Requirement: Which lines of the records contain the word "data"? Show each of them.
----- Material provided -----
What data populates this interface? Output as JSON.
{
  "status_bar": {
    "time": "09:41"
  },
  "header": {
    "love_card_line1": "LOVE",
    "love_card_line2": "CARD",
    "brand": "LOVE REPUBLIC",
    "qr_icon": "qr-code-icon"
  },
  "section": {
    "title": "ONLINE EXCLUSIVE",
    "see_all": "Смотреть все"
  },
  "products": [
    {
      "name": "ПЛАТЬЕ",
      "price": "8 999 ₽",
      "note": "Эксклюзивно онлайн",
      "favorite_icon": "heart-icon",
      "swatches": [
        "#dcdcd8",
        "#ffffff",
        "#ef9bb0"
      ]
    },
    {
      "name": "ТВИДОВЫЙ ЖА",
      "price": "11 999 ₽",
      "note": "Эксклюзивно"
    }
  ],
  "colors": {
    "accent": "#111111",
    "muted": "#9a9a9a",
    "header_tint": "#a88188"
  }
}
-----
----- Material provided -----
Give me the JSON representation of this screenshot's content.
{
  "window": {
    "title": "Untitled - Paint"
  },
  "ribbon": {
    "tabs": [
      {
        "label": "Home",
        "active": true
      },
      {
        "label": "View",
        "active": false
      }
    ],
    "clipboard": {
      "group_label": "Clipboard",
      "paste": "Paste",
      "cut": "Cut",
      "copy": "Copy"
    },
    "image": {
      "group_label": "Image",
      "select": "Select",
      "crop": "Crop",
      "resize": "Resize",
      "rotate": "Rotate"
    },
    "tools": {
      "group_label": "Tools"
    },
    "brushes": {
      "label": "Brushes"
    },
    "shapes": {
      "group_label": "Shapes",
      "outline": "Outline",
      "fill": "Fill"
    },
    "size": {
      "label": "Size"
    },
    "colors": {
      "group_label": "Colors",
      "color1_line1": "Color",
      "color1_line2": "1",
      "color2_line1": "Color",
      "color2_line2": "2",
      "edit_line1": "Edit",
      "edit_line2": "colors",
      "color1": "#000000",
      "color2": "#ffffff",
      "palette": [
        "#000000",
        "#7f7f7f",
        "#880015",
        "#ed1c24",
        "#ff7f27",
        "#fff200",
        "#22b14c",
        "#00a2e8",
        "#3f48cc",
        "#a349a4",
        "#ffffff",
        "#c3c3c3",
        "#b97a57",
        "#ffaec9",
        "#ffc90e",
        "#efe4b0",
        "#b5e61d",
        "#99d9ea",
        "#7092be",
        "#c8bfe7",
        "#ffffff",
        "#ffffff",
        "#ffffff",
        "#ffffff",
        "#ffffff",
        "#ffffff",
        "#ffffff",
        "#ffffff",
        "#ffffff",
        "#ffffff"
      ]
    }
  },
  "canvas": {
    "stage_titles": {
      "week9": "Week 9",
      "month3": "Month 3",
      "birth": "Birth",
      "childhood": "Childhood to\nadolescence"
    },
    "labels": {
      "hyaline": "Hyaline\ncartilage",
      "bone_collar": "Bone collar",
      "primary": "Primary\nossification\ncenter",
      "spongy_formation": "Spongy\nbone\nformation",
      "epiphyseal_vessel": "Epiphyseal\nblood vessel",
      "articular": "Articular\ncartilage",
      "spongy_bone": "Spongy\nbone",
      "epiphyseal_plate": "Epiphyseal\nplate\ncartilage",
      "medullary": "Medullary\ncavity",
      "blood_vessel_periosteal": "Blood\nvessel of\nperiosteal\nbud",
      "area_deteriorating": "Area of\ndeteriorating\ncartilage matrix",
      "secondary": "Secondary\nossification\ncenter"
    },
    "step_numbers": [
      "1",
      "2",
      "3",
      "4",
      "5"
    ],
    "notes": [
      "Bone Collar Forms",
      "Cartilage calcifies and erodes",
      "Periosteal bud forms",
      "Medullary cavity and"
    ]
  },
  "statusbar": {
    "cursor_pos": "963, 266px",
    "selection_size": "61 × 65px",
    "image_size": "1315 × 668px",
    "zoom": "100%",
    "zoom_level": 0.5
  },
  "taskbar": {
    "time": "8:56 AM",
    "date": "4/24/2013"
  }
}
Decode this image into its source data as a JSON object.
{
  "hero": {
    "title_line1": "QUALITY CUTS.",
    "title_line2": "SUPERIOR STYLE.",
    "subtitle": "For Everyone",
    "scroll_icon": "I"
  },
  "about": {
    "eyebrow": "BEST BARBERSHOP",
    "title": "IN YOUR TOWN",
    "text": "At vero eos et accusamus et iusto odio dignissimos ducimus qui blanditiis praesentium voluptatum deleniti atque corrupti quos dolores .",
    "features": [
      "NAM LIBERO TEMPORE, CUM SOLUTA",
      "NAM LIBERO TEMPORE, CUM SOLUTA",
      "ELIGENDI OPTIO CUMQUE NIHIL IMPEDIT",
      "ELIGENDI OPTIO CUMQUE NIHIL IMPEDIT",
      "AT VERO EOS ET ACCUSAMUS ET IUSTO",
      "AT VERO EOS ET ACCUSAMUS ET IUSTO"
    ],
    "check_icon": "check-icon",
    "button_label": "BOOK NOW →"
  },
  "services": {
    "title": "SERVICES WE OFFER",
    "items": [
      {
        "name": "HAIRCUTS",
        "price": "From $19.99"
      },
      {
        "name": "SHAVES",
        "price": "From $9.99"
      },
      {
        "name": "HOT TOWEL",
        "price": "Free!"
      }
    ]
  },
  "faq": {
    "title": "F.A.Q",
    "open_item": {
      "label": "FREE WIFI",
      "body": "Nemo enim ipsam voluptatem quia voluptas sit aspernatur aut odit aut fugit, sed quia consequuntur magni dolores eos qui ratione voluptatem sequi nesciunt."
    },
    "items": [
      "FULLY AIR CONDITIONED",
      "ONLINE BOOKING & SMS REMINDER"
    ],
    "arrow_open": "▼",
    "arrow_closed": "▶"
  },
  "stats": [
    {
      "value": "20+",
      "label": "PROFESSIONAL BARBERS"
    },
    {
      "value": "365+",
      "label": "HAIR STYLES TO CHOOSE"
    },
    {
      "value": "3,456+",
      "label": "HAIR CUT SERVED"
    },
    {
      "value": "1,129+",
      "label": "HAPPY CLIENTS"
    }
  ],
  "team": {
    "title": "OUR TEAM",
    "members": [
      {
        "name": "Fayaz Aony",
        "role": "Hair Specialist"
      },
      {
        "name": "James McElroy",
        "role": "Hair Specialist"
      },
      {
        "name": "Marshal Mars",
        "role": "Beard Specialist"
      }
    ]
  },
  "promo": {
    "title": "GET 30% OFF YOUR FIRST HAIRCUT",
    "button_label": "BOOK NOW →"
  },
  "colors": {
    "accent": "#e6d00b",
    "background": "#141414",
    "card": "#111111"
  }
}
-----
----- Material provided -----
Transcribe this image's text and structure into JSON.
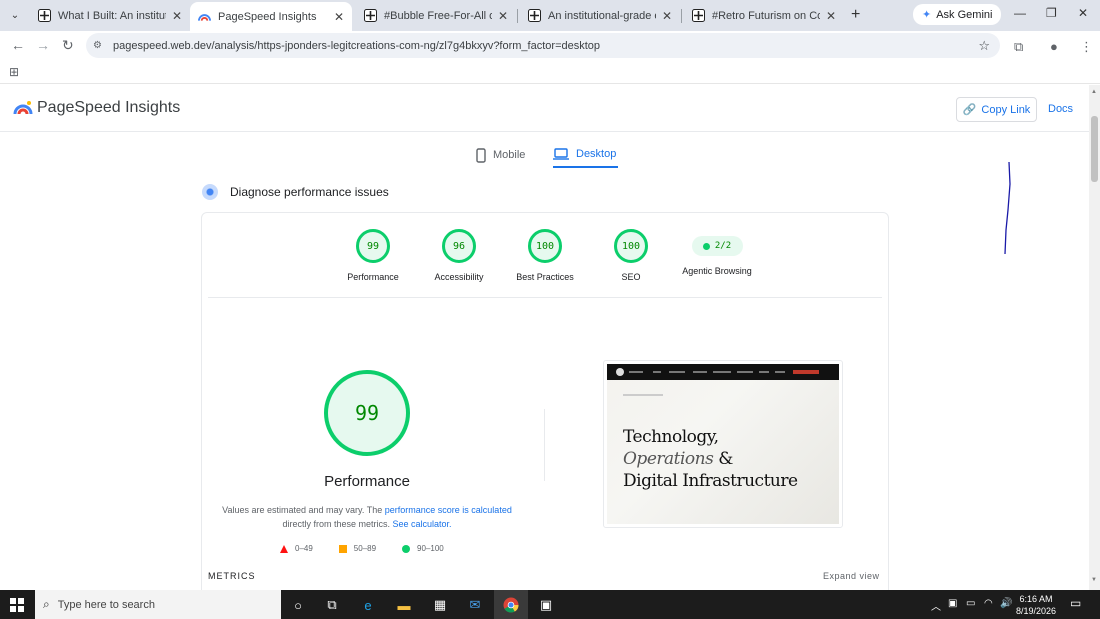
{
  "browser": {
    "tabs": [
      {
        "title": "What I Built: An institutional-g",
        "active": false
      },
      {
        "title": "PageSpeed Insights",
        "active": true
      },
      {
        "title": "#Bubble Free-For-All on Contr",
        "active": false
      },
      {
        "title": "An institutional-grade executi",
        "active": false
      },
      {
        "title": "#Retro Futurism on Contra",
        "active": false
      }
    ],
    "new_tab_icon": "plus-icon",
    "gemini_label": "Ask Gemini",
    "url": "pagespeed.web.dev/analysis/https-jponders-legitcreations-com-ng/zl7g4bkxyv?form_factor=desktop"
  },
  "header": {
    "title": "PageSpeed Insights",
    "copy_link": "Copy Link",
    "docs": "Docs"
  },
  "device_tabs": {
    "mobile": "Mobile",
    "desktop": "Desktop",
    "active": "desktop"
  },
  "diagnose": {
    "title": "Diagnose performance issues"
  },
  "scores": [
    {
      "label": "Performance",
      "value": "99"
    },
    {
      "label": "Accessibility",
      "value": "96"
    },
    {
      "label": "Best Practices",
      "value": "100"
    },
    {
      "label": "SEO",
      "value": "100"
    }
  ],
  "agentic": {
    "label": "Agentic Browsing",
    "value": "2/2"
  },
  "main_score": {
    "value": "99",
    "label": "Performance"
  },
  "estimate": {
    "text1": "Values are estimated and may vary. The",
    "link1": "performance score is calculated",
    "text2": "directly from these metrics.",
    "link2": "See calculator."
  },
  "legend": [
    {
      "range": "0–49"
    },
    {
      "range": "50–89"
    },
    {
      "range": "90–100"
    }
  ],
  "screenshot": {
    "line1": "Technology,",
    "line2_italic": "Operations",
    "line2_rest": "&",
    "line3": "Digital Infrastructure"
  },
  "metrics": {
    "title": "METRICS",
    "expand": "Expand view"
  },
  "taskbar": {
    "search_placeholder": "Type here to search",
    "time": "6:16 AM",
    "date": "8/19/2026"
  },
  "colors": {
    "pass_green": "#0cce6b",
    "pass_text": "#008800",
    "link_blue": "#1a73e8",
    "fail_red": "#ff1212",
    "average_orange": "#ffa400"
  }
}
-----
Response to this exercise:
What data populates this interface? Output as JSON.
Decode this image into its source data as a JSON object.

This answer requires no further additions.